Despite the above average 2010 hurricane season, the country did not have significant damage last year, Lubchenko said. But she urged caution nonetheless. “We cannot count on having the same luck this year,” she said.
NOAA’s forecast for 2011 predicts 12 to 18 named storms with winds 39 mph or greater. Of those, NOAA expects 6 to 10 hurricanes with winds of at least 75 miles per hour. And of those, the meteorologists expect 3 to 6 could be major storms, with winds of 110 mph or greater.
The outlook does not forecast when or where these storms will hit, Lubchenco cautioned.
The waters in the Atlantic ocean are not as warm as they were last year, NOAA said, though they are still warm enough to support an above average season. La Nina, which continues to weaken in the equatorial Pacific Ocean, is expected to dissipate later this month or in June. But its impacts — such as reduced wind shear — are expected to continue into the hurricane season and will help boost hurricane formatoin.
This prediction aligns with the forecast issued in early April by Colorado State University meteorologists Philip Klotzbach and William Gray, who predicted a strong forecast for 2011 as well.
“Overall, conditions remain conducive for a very active hurricane season,” their forecast reads.
The national weather agency urged caution and preparedness for anyone who lives within the hurricane evacuation zone.
“The tornadoes that devastated the South and the large amount of flooding we’ve seen this spring should serve as a reminder that disasters can happen anytime and anywhere,” said FEMA Administrator Craig Fugate.
“As we move into this hurricane season it’s important to remember that FEMA is just part of an emergency management team that includes the entire federal family, state, local and tribal governments, the private sector and most importantly the public,” he said.
May 22-28 is national Hurricane Preparedness Week, the agency noted, and urged residents of hurricane-prone areas to prepare by watching a set of new video and audio announcements featuring NOAA hurricane experts.
NOAA had predicted the 2010 season would be one of the strongest seasons on record — a forecast that stirred fears that the Gulf oil spill would be impacted by the severe weather.
Emerging from a winter that I personally found hard, despite the fact I have lived through worse.

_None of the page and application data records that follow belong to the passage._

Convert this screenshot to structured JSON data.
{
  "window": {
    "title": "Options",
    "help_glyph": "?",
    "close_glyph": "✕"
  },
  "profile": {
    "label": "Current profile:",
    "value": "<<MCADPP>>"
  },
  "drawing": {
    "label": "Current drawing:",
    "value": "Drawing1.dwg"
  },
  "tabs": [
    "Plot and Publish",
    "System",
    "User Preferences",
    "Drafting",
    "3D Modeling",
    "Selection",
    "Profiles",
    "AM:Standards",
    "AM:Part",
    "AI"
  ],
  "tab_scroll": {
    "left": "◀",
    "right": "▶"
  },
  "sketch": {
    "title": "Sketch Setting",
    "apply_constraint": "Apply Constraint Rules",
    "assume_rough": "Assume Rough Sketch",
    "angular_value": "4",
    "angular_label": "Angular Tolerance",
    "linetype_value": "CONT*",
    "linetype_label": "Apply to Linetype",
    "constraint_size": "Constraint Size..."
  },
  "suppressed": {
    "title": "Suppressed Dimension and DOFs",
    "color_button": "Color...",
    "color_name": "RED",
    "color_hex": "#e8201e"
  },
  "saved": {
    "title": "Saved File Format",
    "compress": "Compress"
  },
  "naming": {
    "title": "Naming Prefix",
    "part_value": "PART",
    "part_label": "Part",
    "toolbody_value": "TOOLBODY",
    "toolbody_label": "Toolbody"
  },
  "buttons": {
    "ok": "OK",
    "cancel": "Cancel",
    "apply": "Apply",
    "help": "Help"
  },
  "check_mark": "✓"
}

Winter ended with what seemed to be endless rain, here in the northeast. Anyone who has followed the news has seen the damage too much rain can reek. Like the flowers, we turn our faces to the sun anxious to absorb her glorious rays.
The rivers in Rhode Island, attracted early industry as they provided power and transportation proved to be the undoing of so many people living near them.
Spring seems to be about three weeks “early”in stark contrast to last year when we seemed to abruptly have gone from winter the summer, leaving spring out of the equation. I am already wondering if this mild spring will lead to warmer water leading into the fall and therefore the possibility of a hurricane. We have dodged this manifestation of nature in recent history, only adding to the potential probability.